> [Exercise brief]: List every line in this data where the string "note" occurs.

Stored entries
--- --- ---

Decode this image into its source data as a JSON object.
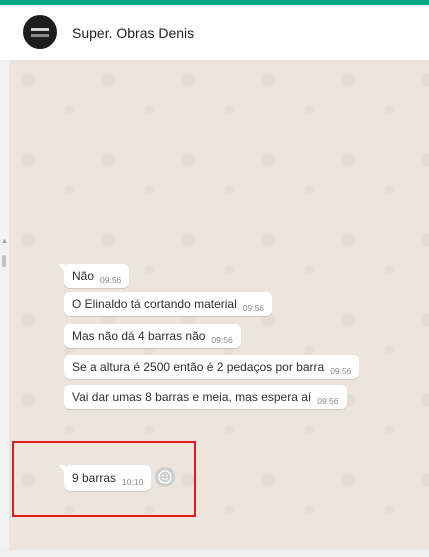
{
  "colors": {
    "accent": "#00a884",
    "highlight_border": "#e11d1d",
    "chat_background": "#ece5dd",
    "bubble": "#ffffff"
  },
  "header": {
    "contact_name": "Super. Obras Denis",
    "avatar_icon": "business-logo-avatar"
  },
  "messages": [
    {
      "text": "Não",
      "time": "09:56"
    },
    {
      "text": "O Elinaldo tá cortando material",
      "time": "09:56"
    },
    {
      "text": "Mas não dá 4 barras não",
      "time": "09:56"
    },
    {
      "text": "Se a altura é 2500 então é 2 pedaços por barra",
      "time": "09:56"
    },
    {
      "text": "Vai dar umas 8 barras e meia, mas espera aí",
      "time": "09:56"
    },
    {
      "text": "9 barras",
      "time": "10:10"
    }
  ],
  "icons": {
    "emoji_reaction": "smiley-face-icon"
  }
}
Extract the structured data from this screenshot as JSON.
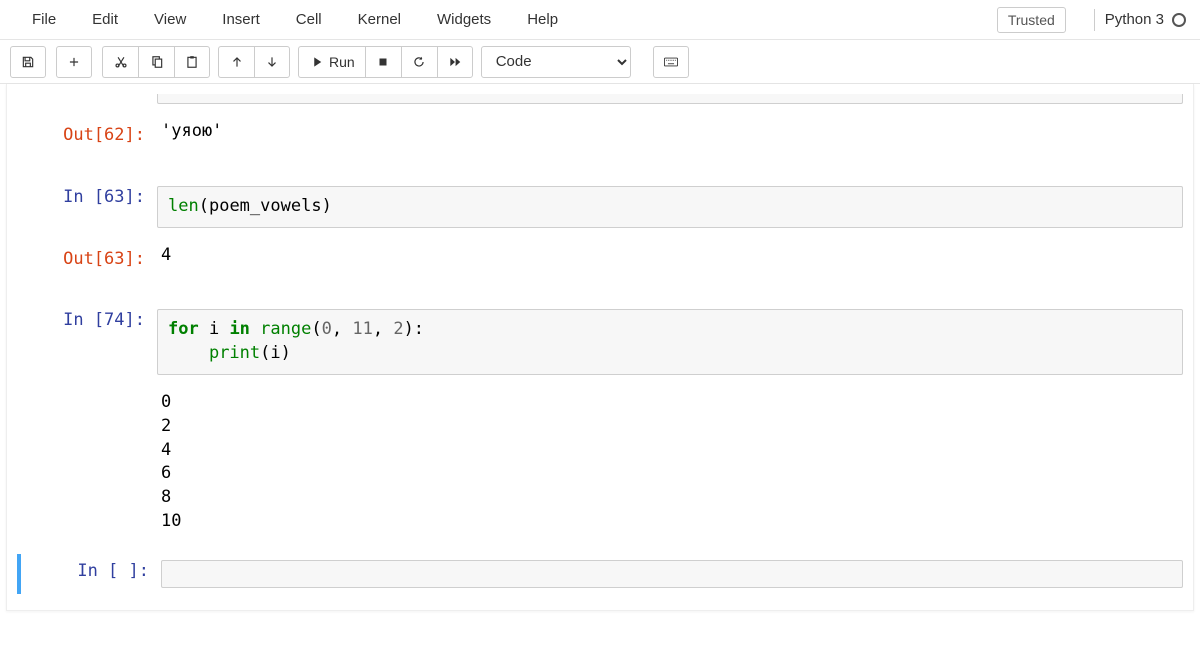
{
  "menubar": {
    "items": [
      "File",
      "Edit",
      "View",
      "Insert",
      "Cell",
      "Kernel",
      "Widgets",
      "Help"
    ],
    "trusted": "Trusted",
    "kernel": "Python 3"
  },
  "toolbar": {
    "run_label": "Run",
    "celltype_selected": "Code"
  },
  "cells": [
    {
      "out_prompt": "Out[62]:",
      "out_text": "'уяою'"
    },
    {
      "in_prompt": "In [63]:",
      "code_tokens": [
        {
          "t": "len",
          "c": "bi"
        },
        {
          "t": "(",
          "c": "nm"
        },
        {
          "t": "poem_vowels",
          "c": "nm"
        },
        {
          "t": ")",
          "c": "nm"
        }
      ],
      "out_prompt": "Out[63]:",
      "out_text": "4"
    },
    {
      "in_prompt": "In [74]:",
      "code_lines": [
        [
          {
            "t": "for",
            "c": "kw"
          },
          {
            "t": " i ",
            "c": "nm"
          },
          {
            "t": "in",
            "c": "kw"
          },
          {
            "t": " ",
            "c": "nm"
          },
          {
            "t": "range",
            "c": "bi"
          },
          {
            "t": "(",
            "c": "nm"
          },
          {
            "t": "0",
            "c": "num"
          },
          {
            "t": ", ",
            "c": "nm"
          },
          {
            "t": "11",
            "c": "num"
          },
          {
            "t": ", ",
            "c": "nm"
          },
          {
            "t": "2",
            "c": "num"
          },
          {
            "t": "):",
            "c": "nm"
          }
        ],
        [
          {
            "t": "    ",
            "c": "nm"
          },
          {
            "t": "print",
            "c": "bi"
          },
          {
            "t": "(i)",
            "c": "nm"
          }
        ]
      ],
      "stdout": "0\n2\n4\n6\n8\n10"
    },
    {
      "in_prompt": "In [ ]:",
      "code": ""
    }
  ]
}
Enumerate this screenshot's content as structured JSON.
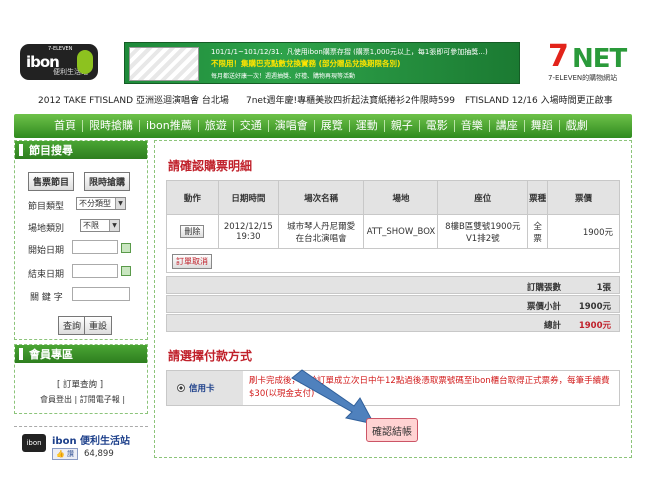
{
  "header": {
    "ibon_logo_text": "ibon",
    "ibon_logo_sub": "便利生活站",
    "ibon_logo_brand": "7-ELEVEN",
    "banner_line1": "101/1/1~101/12/31．凡使用ibon購票存摺 (購票1,000元以上，每1張即可參加抽獎...)",
    "banner_line2": "不限用！集購巴克點數兌換實務 (部分贈品兌換期限各別)",
    "banner_line3": "每月都送好康一次！週週抽獎、好禮、購物再現等活動",
    "net_logo": "NET",
    "net_logo_seven": "7",
    "net_caption": "7-ELEVEN的購物網站"
  },
  "news": [
    "2012 TAKE FTISLAND 亞洲巡迴演唱會 台北場",
    "7net週年慶!專櫃美妝四折起法寶紙捲衫2件限時599",
    "FTISLAND 12/16 入場時間更正啟事"
  ],
  "nav": [
    "首頁",
    "限時搶購",
    "ibon推薦",
    "旅遊",
    "交通",
    "演唱會",
    "展覽",
    "運動",
    "親子",
    "電影",
    "音樂",
    "講座",
    "舞蹈",
    "戲劇"
  ],
  "sidebar": {
    "search_title": "節目搜尋",
    "btn_sell": "售票節目",
    "btn_limited": "限時搶購",
    "type_label": "節目類型",
    "type_value": "不分類型",
    "venue_label": "場地類別",
    "venue_value": "不限",
    "start_label": "開始日期",
    "end_label": "結束日期",
    "keyword_label": "關 鍵 字",
    "query_btn": "查詢",
    "reset_btn": "重設",
    "member_title": "會員專區",
    "order_query": "[ 訂單查詢 ]",
    "member_links": "會員登出 | 訂閱電子報 |",
    "fb_name": "ibon 便利生活站",
    "fb_like": "讚",
    "fb_count": "64,899"
  },
  "confirm": {
    "title": "請確認購票明細",
    "headers": [
      "動作",
      "日期時間",
      "場次名稱",
      "場地",
      "座位",
      "票種",
      "票價"
    ],
    "row": {
      "action": "刪除",
      "date": "2012/12/15",
      "time": "19:30",
      "event1": "城市琴人丹尼爾愛",
      "event2": "在台北演唱會",
      "venue": "ATT_SHOW_BOX",
      "seat1": "8樓B區雙號1900元",
      "seat2": "V1排2號",
      "ticket1": "全",
      "ticket2": "票",
      "price": "1900元"
    },
    "cancel_btn": "訂單取消",
    "qty_label": "訂購張數",
    "qty_value": "1張",
    "subtotal_label": "票價小計",
    "subtotal_value": "1900元",
    "total_label": "總計",
    "total_value": "1900元"
  },
  "payment": {
    "title": "請選擇付款方式",
    "method": "信用卡",
    "notice": "刷卡完成後，請於訂單成立次日中午12點過後憑取票號碼至ibon櫃台取得正式票券，每筆手續費$30(以現金支付)",
    "confirm_btn": "確認結帳"
  },
  "colors": {
    "accent_green": "#3a9a28",
    "alert_red": "#c0202a",
    "arrow_blue": "#4f81bd"
  }
}
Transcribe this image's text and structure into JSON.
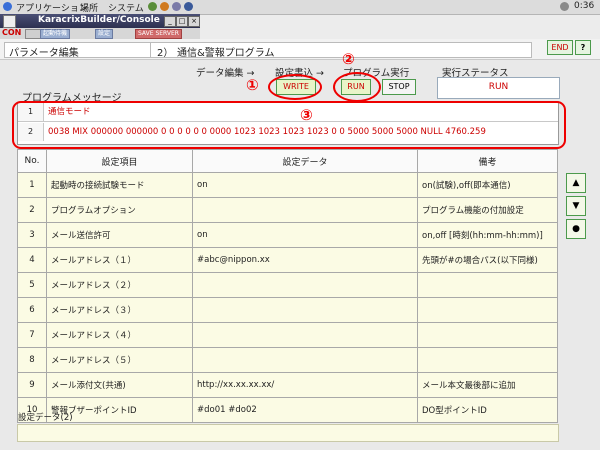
{
  "top_panel": {
    "menus": [
      "アプリケーション",
      "場所",
      "システム"
    ],
    "clock": "0:36"
  },
  "window": {
    "title": "KaracrixBuilder/Console",
    "con_tag": "CON",
    "toolbar_tags": [
      "起動待機",
      "設定",
      "SAVE SERVER"
    ]
  },
  "header": {
    "section": "パラメータ編集",
    "title_num": "2）",
    "title": "通信&警報プログラム",
    "end_label": "END",
    "help_label": "?"
  },
  "controls": {
    "data_edit_label": "データ編集 →",
    "settings_write_label": "設定書込 →",
    "program_exec_label": "プログラム実行",
    "exec_status_label": "実行ステータス",
    "write_btn": "WRITE",
    "run_btn": "RUN",
    "stop_btn": "STOP",
    "status_value": "RUN"
  },
  "annotations": {
    "one": "①",
    "two": "②",
    "three": "③"
  },
  "program_message": {
    "label": "プログラムメッセージ",
    "rows": [
      {
        "num": "1",
        "text": "通信モード"
      },
      {
        "num": "2",
        "text": "0038 MIX 000000 000000 0 0 0 0 0 0 0000 1023 1023 1023 1023 0 0 5000 5000 5000 NULL 4760.259"
      }
    ]
  },
  "table": {
    "headers": [
      "No.",
      "設定項目",
      "設定データ",
      "備考"
    ],
    "rows": [
      {
        "no": "1",
        "item": "起動時の接続試験モード",
        "data": "on",
        "note": "on(試験),off(即本通信)"
      },
      {
        "no": "2",
        "item": "プログラムオプション",
        "data": "",
        "note": "プログラム機能の付加設定"
      },
      {
        "no": "3",
        "item": "メール送信許可",
        "data": "on",
        "note": "on,off [時刻(hh:mm-hh:mm)]"
      },
      {
        "no": "4",
        "item": "メールアドレス（１）",
        "data": "#abc@nippon.xx",
        "note": "先頭が#の場合パス(以下同様)"
      },
      {
        "no": "5",
        "item": "メールアドレス（２）",
        "data": "",
        "note": ""
      },
      {
        "no": "6",
        "item": "メールアドレス（３）",
        "data": "",
        "note": ""
      },
      {
        "no": "7",
        "item": "メールアドレス（４）",
        "data": "",
        "note": ""
      },
      {
        "no": "8",
        "item": "メールアドレス（５）",
        "data": "",
        "note": ""
      },
      {
        "no": "9",
        "item": "メール添付文(共通)",
        "data": "http://xx.xx.xx.xx/",
        "note": "メール本文最後部に追加"
      },
      {
        "no": "10",
        "item": "警報ブザーポイントID",
        "data": "#do01 #do02",
        "note": "DO型ポイントID"
      }
    ]
  },
  "side_buttons": [
    "▲",
    "▼",
    "●"
  ],
  "footer": {
    "label": "設定データ(2)",
    "value": ""
  },
  "colors": {
    "accent_red": "#e00000",
    "button_green": "#4c9a4c",
    "table_cell": "#fbfbe4"
  }
}
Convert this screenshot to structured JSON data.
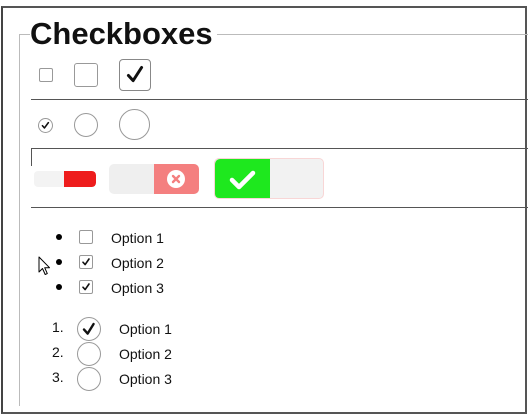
{
  "page": {
    "title": "Checkboxes"
  },
  "checkbox_row": [
    {
      "size": "small",
      "checked": false
    },
    {
      "size": "medium",
      "checked": false
    },
    {
      "size": "large",
      "checked": true
    }
  ],
  "radio_row": [
    {
      "size": "small",
      "checked": true
    },
    {
      "size": "medium",
      "checked": false
    },
    {
      "size": "large",
      "checked": false
    }
  ],
  "toggle_row": [
    {
      "size": "small",
      "state": "on"
    },
    {
      "size": "medium",
      "state": "off",
      "icon": "x-icon"
    },
    {
      "size": "large",
      "state": "on",
      "icon": "check-icon"
    }
  ],
  "bulleted_list": {
    "items": [
      {
        "label": "Option 1",
        "checked": false
      },
      {
        "label": "Option 2",
        "checked": true
      },
      {
        "label": "Option 3",
        "checked": true
      }
    ]
  },
  "numbered_list": {
    "items": [
      {
        "number": "1.",
        "label": "Option 1",
        "checked": true
      },
      {
        "number": "2.",
        "label": "Option 2",
        "checked": false
      },
      {
        "number": "3.",
        "label": "Option 3",
        "checked": false
      }
    ]
  },
  "colors": {
    "toggle_red": "#ee1c1c",
    "toggle_pink": "#f47f7f",
    "toggle_green": "#1ee81e"
  }
}
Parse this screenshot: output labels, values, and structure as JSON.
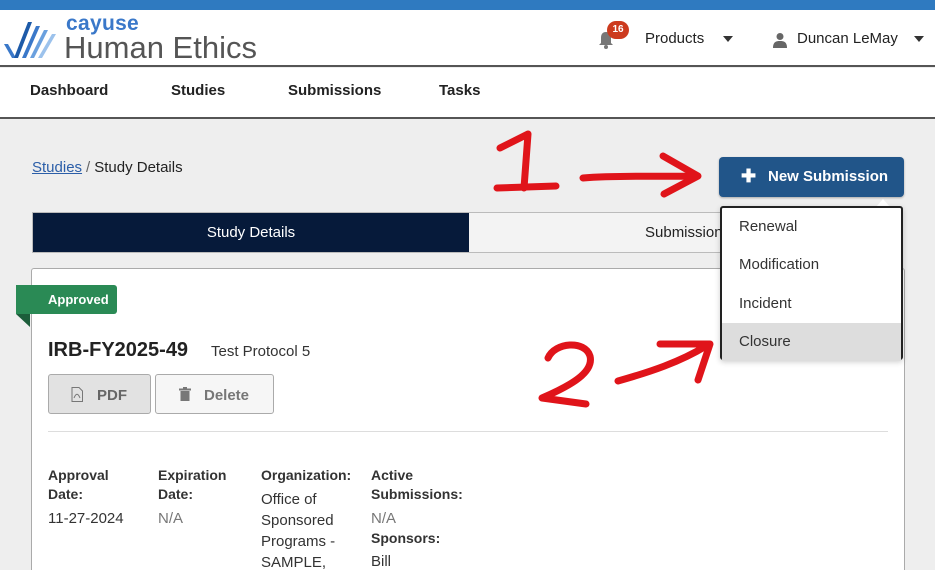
{
  "header": {
    "brand_small": "cayuse",
    "brand_big": "Human Ethics",
    "notification_count": "16",
    "products_label": "Products",
    "user_name": "Duncan LeMay"
  },
  "nav": {
    "items": [
      "Dashboard",
      "Studies",
      "Submissions",
      "Tasks"
    ]
  },
  "breadcrumb": {
    "link": "Studies",
    "separator": "/",
    "current": "Study Details"
  },
  "actions": {
    "new_submission_label": "New Submission"
  },
  "dropdown": {
    "items": [
      "Renewal",
      "Modification",
      "Incident",
      "Closure"
    ],
    "highlighted": "Closure"
  },
  "tabs": {
    "active": "Study Details",
    "other": "Submissions"
  },
  "study": {
    "status": "Approved",
    "id": "IRB-FY2025-49",
    "title": "Test Protocol 5",
    "pdf_label": "PDF",
    "delete_label": "Delete",
    "fields": {
      "approval_date_label_1": "Approval",
      "approval_date_label_2": "Date:",
      "approval_date": "11-27-2024",
      "expiration_date_label_1": "Expiration",
      "expiration_date_label_2": "Date:",
      "expiration_date": "N/A",
      "organization_label": "Organization:",
      "organization_lines": [
        "Office of",
        "Sponsored",
        "Programs -",
        "SAMPLE,"
      ],
      "active_submissions_label_1": "Active",
      "active_submissions_label_2": "Submissions:",
      "active_submissions": "N/A",
      "sponsors_label": "Sponsors:",
      "sponsors": "Bill"
    }
  },
  "annotations": {
    "step1": "1",
    "step2": "2"
  },
  "colors": {
    "topbar": "#2f7ac0",
    "primary_button": "#215589",
    "active_tab": "#061a3a",
    "approved_badge": "#2a8a55",
    "notification_badge": "#cc3a1e",
    "annotation": "#e0141a"
  }
}
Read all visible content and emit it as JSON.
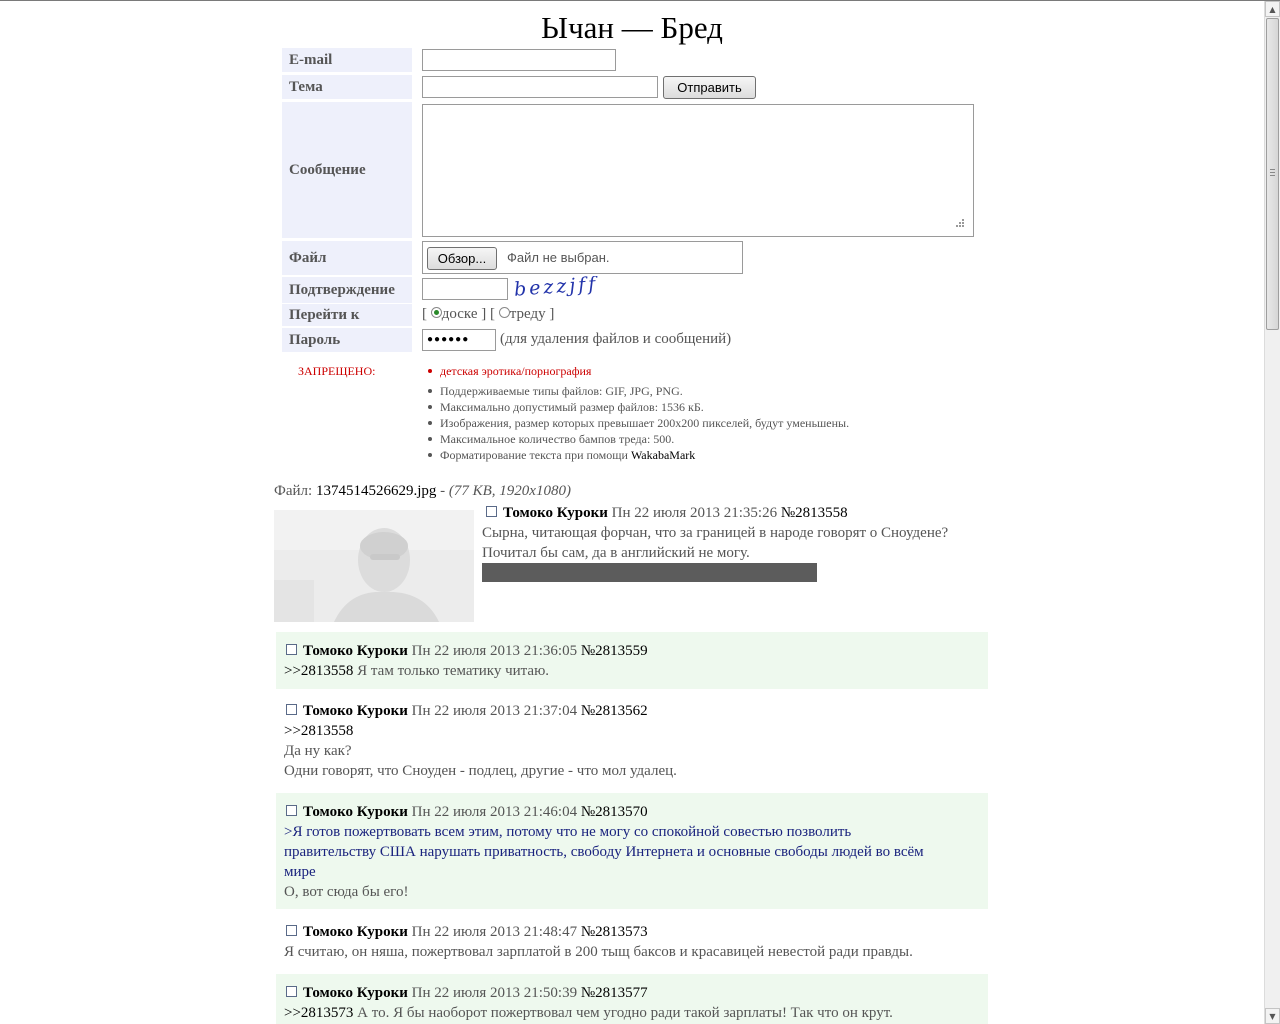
{
  "board_title": "Ычан — Бред",
  "form": {
    "email_label": "E-mail",
    "subject_label": "Тема",
    "submit_label": "Отправить",
    "message_label": "Сообщение",
    "file_label": "Файл",
    "browse_label": "Обзор...",
    "no_file_text": "Файл не выбран.",
    "captcha_label": "Подтверждение",
    "captcha_text": "bezzjff",
    "goto_label": "Перейти к",
    "goto_open": "[",
    "goto_board": "доске",
    "goto_sep": "] [",
    "goto_thread": "треду",
    "goto_close": "]",
    "password_label": "Пароль",
    "password_value": "●●●●●●",
    "password_hint": "(для удаления файлов и сообщений)"
  },
  "rules": {
    "forbidden_label": "ЗАПРЕЩЕНО:",
    "forbidden_item": "детская эротика/порнография",
    "items": [
      "Поддерживаемые типы файлов: GIF, JPG, PNG.",
      "Максимально допустимый размер файлов: 1536 кБ.",
      "Изображения, размер которых превышает 200x200 пикселей, будут уменьшены.",
      "Максимальное количество бампов треда: 500."
    ],
    "format_text": "Форматирование текста при помощи",
    "format_link": "WakabaMark"
  },
  "op": {
    "file_prefix": "Файл:",
    "file_name": "1374514526629.jpg",
    "file_sep": "-",
    "file_meta": "(77 KB, 1920x1080)",
    "name": "Томоко Куроки",
    "date": "Пн 22 июля 2013 21:35:26",
    "number": "№2813558",
    "text1": "Сырна, читающая форчан, что за границей в народе говорят о Сноудене?",
    "text2": "Почитал бы сам, да в английский не могу."
  },
  "replies": [
    {
      "name": "Томоко Куроки",
      "date": "Пн 22 июля 2013 21:36:05",
      "number": "№2813559",
      "quote": ">>2813558",
      "text": "Я там только тематику читаю."
    },
    {
      "name": "Томоко Куроки",
      "date": "Пн 22 июля 2013 21:37:04",
      "number": "№2813562",
      "quote": ">>2813558",
      "line1": "Да ну как?",
      "line2": "Одни говорят, что Сноуден - подлец, другие - что мол удалец."
    },
    {
      "name": "Томоко Куроки",
      "date": "Пн 22 июля 2013 21:46:04",
      "number": "№2813570",
      "greentext1": ">Я готов пожертвовать всем этим, потому что не могу со спокойной совестью позволить",
      "greentext2": "правительству США нарушать приватность, свободу Интернета и основные свободы людей во всём",
      "greentext3": "мире",
      "text": "О, вот сюда бы его!"
    },
    {
      "name": "Томоко Куроки",
      "date": "Пн 22 июля 2013 21:48:47",
      "number": "№2813573",
      "text": "Я считаю, он няша, пожертвовал зарплатой в 200 тыщ баксов и красавицей невестой ради правды."
    },
    {
      "name": "Томоко Куроки",
      "date": "Пн 22 июля 2013 21:50:39",
      "number": "№2813577",
      "quote": ">>2813573",
      "text": "А то. Я бы наоборот пожертвовал чем угодно ради такой зарплаты! Так что он крут."
    }
  ]
}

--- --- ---

> [Written reply]:
        "note": "on(試験),off(即本通信)"
        "note": "プログラム機能の付加設定"
        "note": "on,off [時刻(hh:mm-hh:mm)]"
        "note": "先頭が#の場合パス(以下同様)"
        "note": ""
        "note": ""
        "note": ""
        "note": ""
        "note": "メール本文最後部に追加"
        "note": "DO型ポイントID"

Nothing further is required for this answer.